This meta-review is the first of meta-analyses of HF disease management programs and conveys the challenges of performing meta-analyses of complex health services interventions. Overall, quality of the reviews was moderate though very mixed across reviews - this quality is important to consider when deciding whether review findings should guide practice and guidelines [22, 41, 42].
Based on the consistency and size of effect sizes identified by the meta-analyses, it would immediately appear reasonable to conclude either that, in generality, programs work or that programs of various types work . However, this meta-review supports concerns that populations, programs, and analyses of these programs are inconsistently and poorly described [44, 45]. For example, studies were poorly described in terms of populations and treatments with only one-fifth of reviews defining programs comprehensively in terms of approach, personnel, setting, and content. Even with the use of operationalised definitions to guide study selection in reviews, findings from interventions with very diverse characteristics and populations were pooled and, though mentioned in reviews, the implications of trial quality or statistical, clinical or methodological heterogeneity were seldom actually taken into account in analyses. No progress over time was evident in quality of reporting. Hence, reviews continue to focus on the results of study pooling over issues related to program complexity and heterogeneity.
Why might program complexity and heterogeneity be comparatively neglected in comparison to the findings of reviews? Firstly, this emphasis is understandable due to limitations in methodology. Complex interventions are often poorly described in published manuscripts  and it is well known that HF disease management programs are complex and diverse [43, 45, 47]. Current statistical and methodological techniques to describe and analyse such interventions in systematic review remain rudimentary . Current meta-analyses also predate the existence of a taxonomy to classify HF disease management programs  and more extensive CONSORT reporting requirements for non-pharmacological trials .
Secondly, scientific findings that are more positive are more likely to be published in higher impact journals and cited more often in guidelines [50, 51]. This reduces incentives to qualify results to take account of 'messy' issues related to program diversity and heterogeneity and fosters a disproportionate emphasis on positive findings without qualification  or recognition of how elements of context may moderate intervention effects . This tendency may be combined with a wider perceived political need to champion multi-disciplinary health services interventions to attain greater recognition and usage of such interventions in healthcare systems seen to favour pharmacological interventions and biomedicine .
However, paradoxically, ignoring complexity and heterogeneity may actually reduce knowledge translation.
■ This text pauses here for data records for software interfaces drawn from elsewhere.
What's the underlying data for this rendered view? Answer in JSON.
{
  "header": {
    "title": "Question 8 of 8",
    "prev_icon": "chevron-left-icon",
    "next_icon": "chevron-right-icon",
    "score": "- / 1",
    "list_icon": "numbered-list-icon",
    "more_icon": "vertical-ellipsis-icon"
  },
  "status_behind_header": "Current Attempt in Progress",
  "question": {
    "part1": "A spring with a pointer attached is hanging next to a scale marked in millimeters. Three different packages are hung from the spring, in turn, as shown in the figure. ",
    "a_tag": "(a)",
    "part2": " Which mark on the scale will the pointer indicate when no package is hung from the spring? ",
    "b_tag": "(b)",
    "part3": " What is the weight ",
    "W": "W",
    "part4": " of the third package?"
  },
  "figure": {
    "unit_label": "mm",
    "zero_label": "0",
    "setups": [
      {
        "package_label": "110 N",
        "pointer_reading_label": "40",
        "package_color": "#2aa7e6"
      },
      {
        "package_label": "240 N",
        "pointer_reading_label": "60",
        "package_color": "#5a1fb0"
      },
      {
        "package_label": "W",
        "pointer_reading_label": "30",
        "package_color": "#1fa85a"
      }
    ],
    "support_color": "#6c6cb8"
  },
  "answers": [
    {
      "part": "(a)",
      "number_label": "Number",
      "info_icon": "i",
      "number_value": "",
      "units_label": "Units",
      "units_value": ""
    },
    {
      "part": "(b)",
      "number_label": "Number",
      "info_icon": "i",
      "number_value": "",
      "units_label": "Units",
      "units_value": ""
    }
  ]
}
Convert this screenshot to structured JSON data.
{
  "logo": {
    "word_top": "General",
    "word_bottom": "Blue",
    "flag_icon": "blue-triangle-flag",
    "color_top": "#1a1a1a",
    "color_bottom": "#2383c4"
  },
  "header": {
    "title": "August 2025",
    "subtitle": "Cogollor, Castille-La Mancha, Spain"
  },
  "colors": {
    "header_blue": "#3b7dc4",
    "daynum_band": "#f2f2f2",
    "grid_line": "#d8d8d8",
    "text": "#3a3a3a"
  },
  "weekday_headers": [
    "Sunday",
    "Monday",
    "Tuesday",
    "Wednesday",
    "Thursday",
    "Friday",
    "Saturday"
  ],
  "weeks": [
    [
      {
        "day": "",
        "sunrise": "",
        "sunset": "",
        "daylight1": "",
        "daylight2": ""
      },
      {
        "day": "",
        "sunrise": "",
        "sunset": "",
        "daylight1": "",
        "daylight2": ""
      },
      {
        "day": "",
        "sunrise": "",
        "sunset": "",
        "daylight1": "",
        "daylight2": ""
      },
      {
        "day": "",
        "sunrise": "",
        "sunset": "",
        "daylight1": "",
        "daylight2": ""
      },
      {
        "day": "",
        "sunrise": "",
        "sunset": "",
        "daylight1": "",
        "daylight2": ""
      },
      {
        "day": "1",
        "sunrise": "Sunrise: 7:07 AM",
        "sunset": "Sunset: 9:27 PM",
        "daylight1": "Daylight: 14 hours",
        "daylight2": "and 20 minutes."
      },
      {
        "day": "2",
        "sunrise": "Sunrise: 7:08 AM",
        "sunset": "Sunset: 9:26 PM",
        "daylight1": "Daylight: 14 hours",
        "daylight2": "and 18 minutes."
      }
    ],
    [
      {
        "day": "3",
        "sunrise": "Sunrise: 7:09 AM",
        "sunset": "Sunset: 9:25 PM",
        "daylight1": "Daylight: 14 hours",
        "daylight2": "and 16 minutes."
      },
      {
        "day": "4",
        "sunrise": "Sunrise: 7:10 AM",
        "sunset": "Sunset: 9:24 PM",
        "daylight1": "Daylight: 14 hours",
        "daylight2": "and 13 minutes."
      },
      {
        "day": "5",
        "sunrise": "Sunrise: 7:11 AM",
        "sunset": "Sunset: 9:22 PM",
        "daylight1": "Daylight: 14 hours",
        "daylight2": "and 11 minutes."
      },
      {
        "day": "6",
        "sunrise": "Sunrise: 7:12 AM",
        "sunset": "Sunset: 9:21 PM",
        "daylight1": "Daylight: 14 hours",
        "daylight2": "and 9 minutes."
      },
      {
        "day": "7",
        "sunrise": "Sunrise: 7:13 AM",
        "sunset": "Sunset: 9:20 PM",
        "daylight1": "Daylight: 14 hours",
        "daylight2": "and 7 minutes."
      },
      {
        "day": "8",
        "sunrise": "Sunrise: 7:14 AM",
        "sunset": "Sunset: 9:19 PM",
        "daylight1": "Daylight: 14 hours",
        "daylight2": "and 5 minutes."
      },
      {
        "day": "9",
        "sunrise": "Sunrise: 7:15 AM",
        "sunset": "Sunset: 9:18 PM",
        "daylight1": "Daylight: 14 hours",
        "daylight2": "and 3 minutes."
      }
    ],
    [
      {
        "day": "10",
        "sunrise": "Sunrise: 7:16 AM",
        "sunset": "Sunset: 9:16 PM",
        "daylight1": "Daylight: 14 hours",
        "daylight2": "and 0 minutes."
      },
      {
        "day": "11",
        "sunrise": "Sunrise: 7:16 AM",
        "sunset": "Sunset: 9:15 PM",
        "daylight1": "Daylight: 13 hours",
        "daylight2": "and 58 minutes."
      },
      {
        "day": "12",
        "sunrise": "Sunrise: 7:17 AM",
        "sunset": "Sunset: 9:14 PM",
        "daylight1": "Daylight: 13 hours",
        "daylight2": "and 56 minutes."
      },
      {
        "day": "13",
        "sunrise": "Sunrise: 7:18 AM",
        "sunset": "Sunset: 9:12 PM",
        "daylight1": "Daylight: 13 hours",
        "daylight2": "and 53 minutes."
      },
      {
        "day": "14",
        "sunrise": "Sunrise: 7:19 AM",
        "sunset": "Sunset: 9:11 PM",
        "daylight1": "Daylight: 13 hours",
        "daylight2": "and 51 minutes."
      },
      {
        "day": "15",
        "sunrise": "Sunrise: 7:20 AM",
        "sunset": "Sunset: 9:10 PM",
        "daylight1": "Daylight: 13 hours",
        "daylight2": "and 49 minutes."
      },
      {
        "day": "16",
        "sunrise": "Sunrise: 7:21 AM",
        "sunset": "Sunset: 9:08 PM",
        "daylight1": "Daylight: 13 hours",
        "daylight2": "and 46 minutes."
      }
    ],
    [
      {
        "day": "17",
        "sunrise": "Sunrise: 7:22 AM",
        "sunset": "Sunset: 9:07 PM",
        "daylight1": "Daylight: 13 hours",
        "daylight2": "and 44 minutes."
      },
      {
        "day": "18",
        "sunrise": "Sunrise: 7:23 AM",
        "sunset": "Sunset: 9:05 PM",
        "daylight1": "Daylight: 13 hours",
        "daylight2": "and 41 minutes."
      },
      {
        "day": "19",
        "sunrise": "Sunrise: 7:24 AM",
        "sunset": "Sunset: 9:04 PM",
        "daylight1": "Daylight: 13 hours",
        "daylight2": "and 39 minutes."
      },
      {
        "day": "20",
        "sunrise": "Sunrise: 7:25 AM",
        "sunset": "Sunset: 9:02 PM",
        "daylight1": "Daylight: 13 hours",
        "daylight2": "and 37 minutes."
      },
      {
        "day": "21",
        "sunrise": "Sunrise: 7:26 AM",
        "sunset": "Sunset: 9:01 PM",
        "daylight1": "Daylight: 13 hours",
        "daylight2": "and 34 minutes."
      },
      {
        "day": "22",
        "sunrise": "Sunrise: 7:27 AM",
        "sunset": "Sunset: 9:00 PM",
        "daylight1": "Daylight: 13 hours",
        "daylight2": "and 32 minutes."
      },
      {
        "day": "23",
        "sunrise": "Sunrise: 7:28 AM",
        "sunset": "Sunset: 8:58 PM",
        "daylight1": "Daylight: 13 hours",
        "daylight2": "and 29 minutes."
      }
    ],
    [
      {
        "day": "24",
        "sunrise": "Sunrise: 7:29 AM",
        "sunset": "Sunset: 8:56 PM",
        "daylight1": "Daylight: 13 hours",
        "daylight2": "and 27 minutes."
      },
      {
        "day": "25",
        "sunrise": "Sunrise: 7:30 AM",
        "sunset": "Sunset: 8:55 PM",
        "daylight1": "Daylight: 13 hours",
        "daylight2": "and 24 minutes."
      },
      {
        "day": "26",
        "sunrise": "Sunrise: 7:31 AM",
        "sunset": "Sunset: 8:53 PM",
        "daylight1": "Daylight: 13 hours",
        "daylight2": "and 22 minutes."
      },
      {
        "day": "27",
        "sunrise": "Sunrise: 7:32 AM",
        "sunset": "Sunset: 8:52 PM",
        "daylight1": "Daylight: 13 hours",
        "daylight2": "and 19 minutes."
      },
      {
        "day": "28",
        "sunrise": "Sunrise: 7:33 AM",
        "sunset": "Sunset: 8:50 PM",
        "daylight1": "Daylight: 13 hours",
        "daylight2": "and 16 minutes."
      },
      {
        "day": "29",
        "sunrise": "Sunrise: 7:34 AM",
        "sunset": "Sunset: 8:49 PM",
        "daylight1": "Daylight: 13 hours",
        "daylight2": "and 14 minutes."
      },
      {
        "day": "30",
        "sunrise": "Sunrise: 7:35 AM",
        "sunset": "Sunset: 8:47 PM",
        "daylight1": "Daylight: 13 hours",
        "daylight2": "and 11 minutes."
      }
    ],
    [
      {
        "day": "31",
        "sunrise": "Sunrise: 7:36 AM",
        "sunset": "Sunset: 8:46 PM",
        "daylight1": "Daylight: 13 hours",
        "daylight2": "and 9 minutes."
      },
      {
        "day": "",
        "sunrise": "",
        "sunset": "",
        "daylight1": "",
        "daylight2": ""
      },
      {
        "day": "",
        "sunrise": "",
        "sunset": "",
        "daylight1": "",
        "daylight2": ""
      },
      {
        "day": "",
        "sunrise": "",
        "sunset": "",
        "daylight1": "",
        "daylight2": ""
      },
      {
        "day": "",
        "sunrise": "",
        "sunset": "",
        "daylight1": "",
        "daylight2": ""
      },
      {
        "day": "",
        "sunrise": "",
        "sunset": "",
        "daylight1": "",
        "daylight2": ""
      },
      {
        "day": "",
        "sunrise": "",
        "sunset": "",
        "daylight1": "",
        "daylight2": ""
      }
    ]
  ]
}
This follows because uptake is likely to be reduced by unclear descriptions of what programs and comparison groups consist of, lack of clarity over likely benefits in important patient groups (for example: the effects of both age and sex on program outcomes are not known), and lack of specificity in findings regarding key program characteristics [16, 53].
In future reviews, programs should be described comprehensively using systematic classification methods . More sophisticated taxonomies are needed to fully capture the deeper characteristics of programs . These should be used in future reviews to describe programs comprehensively and the effects of clinical, methodological, and statistical heterogeneity - as per PRISMA guidelines - must be formally taken into account in methods and conclusions . Future trials should report key elements of populations, interventions, comparison group, and outcomes in accordance with the modified CONSORT statement for non-pharmacological trials . These factors should be incorporated and reported comprehensively in meta-analyses. Findings from meta-analyses should be evaluated prior to application to practice and policy with review quality being assessed using valid quality criteria .
In terms of limitations, as with any review, this meta-review was constrained by the quality of reporting of the component studies. The data presented here are descriptive because it was inappropriate to synthesise outcomes to generate pooled effect sizes due to the wide diversity of programs subsumed in the reviews and the lack of comprehensive reporting in the reviews of intervention, comparator groups, and population characteristics [55, 56]. As pivotal elements of programs, reporting of these components has to be clear and comprehensive if synthesis is to be undertaken.